- _About this task_: When you copy the entries, match them exactly and omit the pictures.

(Dataset rows describing interfaces)
★ ★ ★ ★ ★
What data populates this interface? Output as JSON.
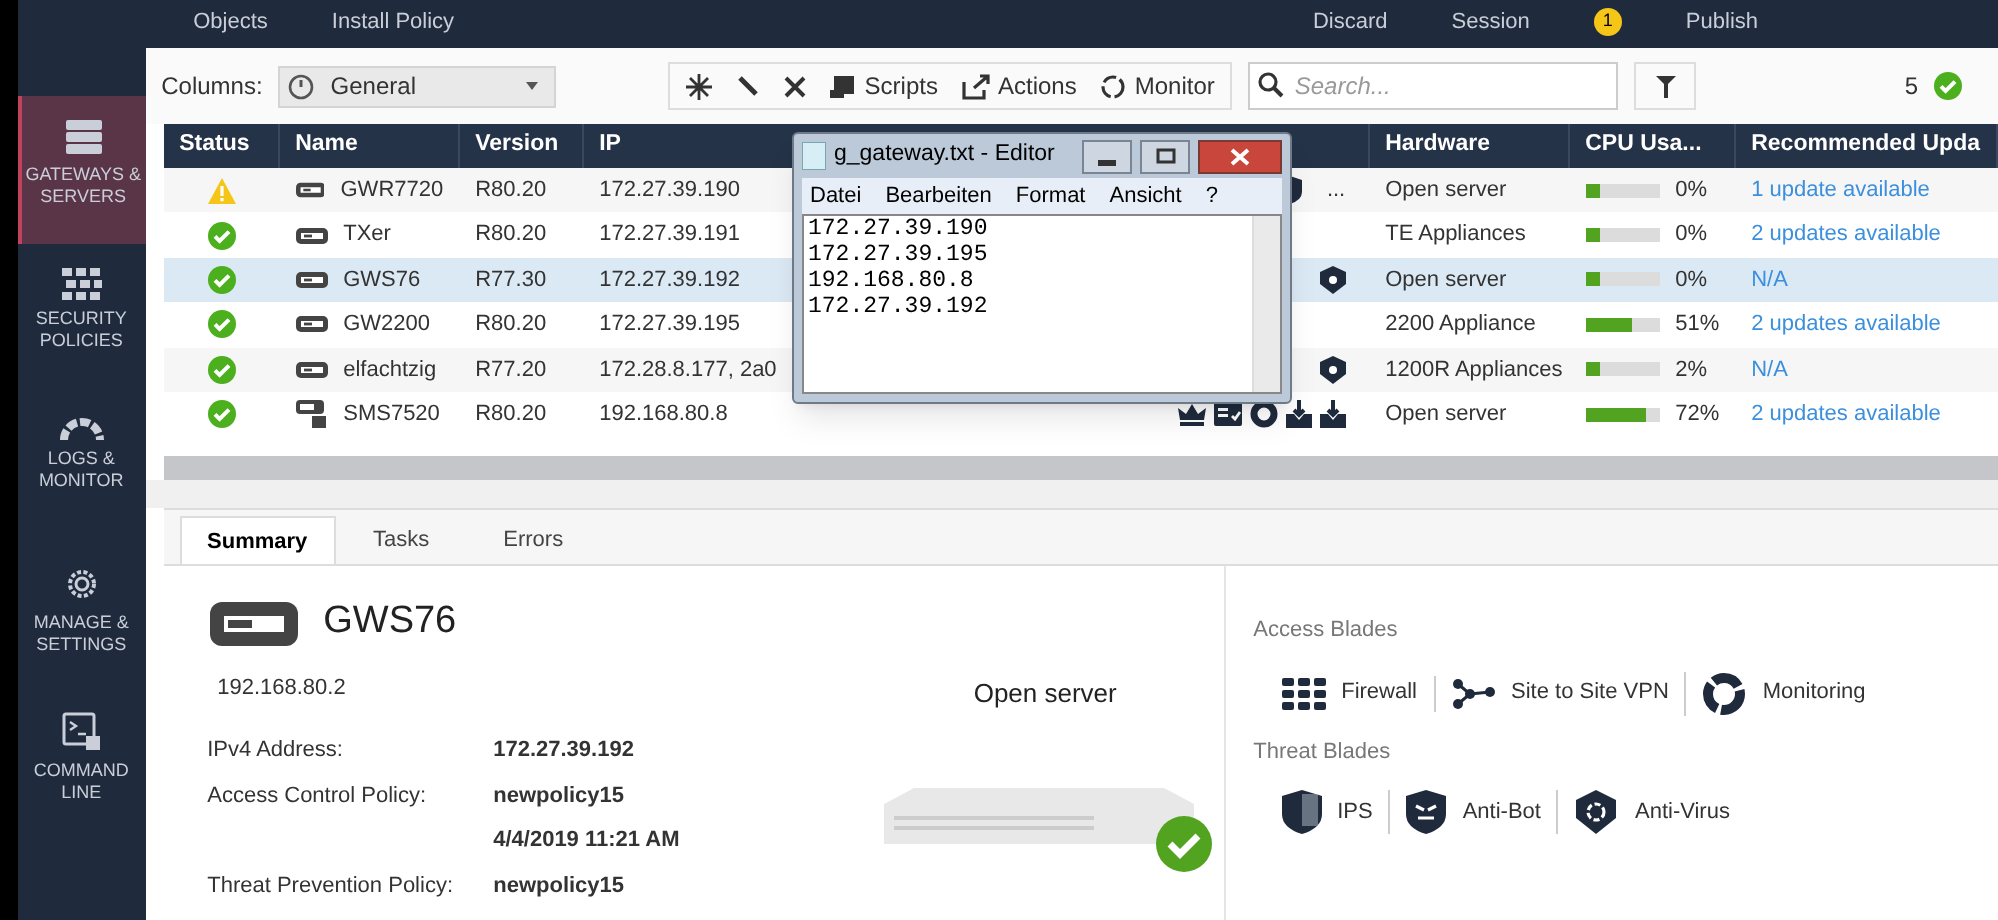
{
  "top_bar": {
    "left_items": [
      "Objects",
      "Install Policy"
    ],
    "right_items": [
      "Discard",
      "Session"
    ],
    "session_badge": "1",
    "publish": "Publish"
  },
  "sidebar": {
    "items": [
      {
        "label": "GATEWAYS & SERVERS",
        "kind": "servers",
        "selected": true
      },
      {
        "label": "SECURITY POLICIES",
        "kind": "policies",
        "selected": false
      },
      {
        "label": "LOGS & MONITOR",
        "kind": "gauge",
        "selected": false
      },
      {
        "label": "MANAGE & SETTINGS",
        "kind": "gear",
        "selected": false
      },
      {
        "label": "COMMAND LINE",
        "kind": "terminal",
        "selected": false
      }
    ]
  },
  "toolbar": {
    "columns_label": "Columns:",
    "columns_value": "General",
    "scripts": "Scripts",
    "actions": "Actions",
    "monitor": "Monitor",
    "search_placeholder": "Search...",
    "count": "5"
  },
  "table": {
    "columns": [
      "Status",
      "Name",
      "Version",
      "IP",
      "Hardware",
      "CPU Usa...",
      "Recommended Upda"
    ],
    "rows": [
      {
        "status": {
          "kind": "warning"
        },
        "device": {
          "kind": "gateway"
        },
        "name": "GWR7720",
        "version": "R80.20",
        "ip": "172.27.39.190",
        "blades": [
          {
            "kind": "shield"
          }
        ],
        "blades_more": "...",
        "hardware": "Open server",
        "level": 0.2,
        "cpu": "0%",
        "update": "1 update available",
        "selected": false
      },
      {
        "status": {
          "kind": "ok"
        },
        "device": {
          "kind": "gateway"
        },
        "name": "TXer",
        "version": "R80.20",
        "ip": "172.27.39.191",
        "blades": [],
        "hardware": "TE Appliances",
        "level": 0.2,
        "cpu": "0%",
        "update": "2 updates available",
        "selected": false
      },
      {
        "status": {
          "kind": "ok"
        },
        "device": {
          "kind": "gateway"
        },
        "name": "GWS76",
        "version": "R77.30",
        "ip": "172.27.39.192",
        "blades": [
          {
            "kind": "badge"
          }
        ],
        "hardware": "Open server",
        "level": 0.2,
        "cpu": "0%",
        "update": "N/A",
        "selected": true
      },
      {
        "status": {
          "kind": "ok"
        },
        "device": {
          "kind": "gateway"
        },
        "name": "GW2200",
        "version": "R80.20",
        "ip": "172.27.39.195",
        "blades": [],
        "hardware": "2200 Appliance",
        "level": 0.62,
        "cpu": "51%",
        "update": "2 updates available",
        "selected": false
      },
      {
        "status": {
          "kind": "ok"
        },
        "device": {
          "kind": "gateway"
        },
        "name": "elfachtzig",
        "version": "R77.20",
        "ip": "172.28.8.177, 2a0",
        "blades": [
          {
            "kind": "badge"
          }
        ],
        "hardware": "1200R Appliances",
        "level": 0.2,
        "cpu": "2%",
        "update": "N/A",
        "selected": false
      },
      {
        "status": {
          "kind": "ok"
        },
        "device": {
          "kind": "server"
        },
        "name": "SMS7520",
        "version": "R80.20",
        "ip": "192.168.80.8",
        "blades": [
          {
            "kind": "crown"
          },
          {
            "kind": "card"
          },
          {
            "kind": "ring"
          },
          {
            "kind": "tray"
          },
          {
            "kind": "tray"
          }
        ],
        "hardware": "Open server",
        "level": 0.82,
        "cpu": "72%",
        "update": "2 updates available",
        "selected": false
      }
    ]
  },
  "editor": {
    "title": "g_gateway.txt - Editor",
    "menu": [
      "Datei",
      "Bearbeiten",
      "Format",
      "Ansicht",
      "?"
    ],
    "lines": [
      "172.27.39.190",
      "172.27.39.195",
      "192.168.80.8",
      "172.27.39.192"
    ]
  },
  "details": {
    "tabs": [
      {
        "label": "Summary",
        "selected": true
      },
      {
        "label": "Tasks",
        "selected": false
      },
      {
        "label": "Errors",
        "selected": false
      }
    ],
    "name": "GWS76",
    "ip": "192.168.80.2",
    "hardware": "Open server",
    "fields": [
      {
        "label": "IPv4 Address:",
        "value": "172.27.39.192"
      },
      {
        "label": "Access Control Policy:",
        "value": "newpolicy15"
      },
      {
        "value": "4/4/2019 11:21 AM"
      },
      {
        "label": "Threat Prevention Policy:",
        "value": "newpolicy15"
      }
    ],
    "access_title": "Access Blades",
    "access_blades": [
      {
        "label": "Firewall",
        "kind": "firewall"
      },
      {
        "label": "Site to Site VPN",
        "kind": "vpn"
      },
      {
        "label": "Monitoring",
        "kind": "monitoring"
      }
    ],
    "threat_title": "Threat Blades",
    "threat_blades": [
      {
        "label": "IPS",
        "kind": "ips"
      },
      {
        "label": "Anti-Bot",
        "kind": "antibot"
      },
      {
        "label": "Anti-Virus",
        "kind": "antivirus"
      }
    ]
  }
}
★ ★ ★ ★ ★
- _Response to this exercise_:
What data populates this interface? Output as JSON.
{
  "top_bar": {
    "left_items": [
      "Objects",
      "Install Policy"
    ],
    "right_items": [
      "Discard",
      "Session"
    ],
    "session_badge": "1",
    "publish": "Publish"
  },
  "sidebar": {
    "items": [
      {
        "label": "GATEWAYS & SERVERS",
        "kind": "servers",
        "selected": true
      },
      {
        "label": "SECURITY POLICIES",
        "kind": "policies",
        "selected": false
      },
      {
        "label": "LOGS & MONITOR",
        "kind": "gauge",
        "selected": false
      },
      {
        "label": "MANAGE & SETTINGS",
        "kind": "gear",
        "selected": false
      },
      {
        "label": "COMMAND LINE",
        "kind": "terminal",
        "selected": false
      }
    ]
  },
  "toolbar": {
    "columns_label": "Columns:",
    "columns_value": "General",
    "scripts": "Scripts",
    "actions": "Actions",
    "monitor": "Monitor",
    "search_placeholder": "Search...",
    "count": "5"
  },
  "table": {
    "columns": [
      "Status",
      "Name",
      "Version",
      "IP",
      "Hardware",
      "CPU Usa...",
      "Recommended Upda"
    ],
    "rows": [
      {
        "status": {
          "kind": "warning"
        },
        "device": {
          "kind": "gateway"
        },
        "name": "GWR7720",
        "version": "R80.20",
        "ip": "172.27.39.190",
        "blades": [
          {
            "kind": "shield"
          }
        ],
        "blades_more": "...",
        "hardware": "Open server",
        "level": 0.2,
        "cpu": "0%",
        "update": "1 update available",
        "selected": false
      },
      {
        "status": {
          "kind": "ok"
        },
        "device": {
          "kind": "gateway"
        },
        "name": "TXer",
        "version": "R80.20",
        "ip": "172.27.39.191",
        "blades": [],
        "hardware": "TE Appliances",
        "level": 0.2,
        "cpu": "0%",
        "update": "2 updates available",
        "selected": false
      },
      {
        "status": {
          "kind": "ok"
        },
        "device": {
          "kind": "gateway"
        },
        "name": "GWS76",
        "version": "R77.30",
        "ip": "172.27.39.192",
        "blades": [
          {
            "kind": "badge"
          }
        ],
        "hardware": "Open server",
        "level": 0.2,
        "cpu": "0%",
        "update": "N/A",
        "selected": true
      },
      {
        "status": {
          "kind": "ok"
        },
        "device": {
          "kind": "gateway"
        },
        "name": "GW2200",
        "version": "R80.20",
        "ip": "172.27.39.195",
        "blades": [],
        "hardware": "2200 Appliance",
        "level": 0.62,
        "cpu": "51%",
        "update": "2 updates available",
        "selected": false
      },
      {
        "status": {
          "kind": "ok"
        },
        "device": {
          "kind": "gateway"
        },
        "name": "elfachtzig",
        "version": "R77.20",
        "ip": "172.28.8.177, 2a0",
        "blades": [
          {
            "kind": "badge"
          }
        ],
        "hardware": "1200R Appliances",
        "level": 0.2,
        "cpu": "2%",
        "update": "N/A",
        "selected": false
      },
      {
        "status": {
          "kind": "ok"
        },
        "device": {
          "kind": "server"
        },
        "name": "SMS7520",
        "version": "R80.20",
        "ip": "192.168.80.8",
        "blades": [
          {
            "kind": "crown"
          },
          {
            "kind": "card"
          },
          {
            "kind": "ring"
          },
          {
            "kind": "tray"
          },
          {
            "kind": "tray"
          }
        ],
        "hardware": "Open server",
        "level": 0.82,
        "cpu": "72%",
        "update": "2 updates available",
        "selected": false
      }
    ]
  },
  "editor": {
    "title": "g_gateway.txt - Editor",
    "menu": [
      "Datei",
      "Bearbeiten",
      "Format",
      "Ansicht",
      "?"
    ],
    "lines": [
      "172.27.39.190",
      "172.27.39.195",
      "192.168.80.8",
      "172.27.39.192"
    ]
  },
  "details": {
    "tabs": [
      {
        "label": "Summary",
        "selected": true
      },
      {
        "label": "Tasks",
        "selected": false
      },
      {
        "label": "Errors",
        "selected": false
      }
    ],
    "name": "GWS76",
    "ip": "192.168.80.2",
    "hardware": "Open server",
    "fields": [
      {
        "label": "IPv4 Address:",
        "value": "172.27.39.192"
      },
      {
        "label": "Access Control Policy:",
        "value": "newpolicy15"
      },
      {
        "value": "4/4/2019 11:21 AM"
      },
      {
        "label": "Threat Prevention Policy:",
        "value": "newpolicy15"
      }
    ],
    "access_title": "Access Blades",
    "access_blades": [
      {
        "label": "Firewall",
        "kind": "firewall"
      },
      {
        "label": "Site to Site VPN",
        "kind": "vpn"
      },
      {
        "label": "Monitoring",
        "kind": "monitoring"
      }
    ],
    "threat_title": "Threat Blades",
    "threat_blades": [
      {
        "label": "IPS",
        "kind": "ips"
      },
      {
        "label": "Anti-Bot",
        "kind": "antibot"
      },
      {
        "label": "Anti-Virus",
        "kind": "antivirus"
      }
    ]
  }
}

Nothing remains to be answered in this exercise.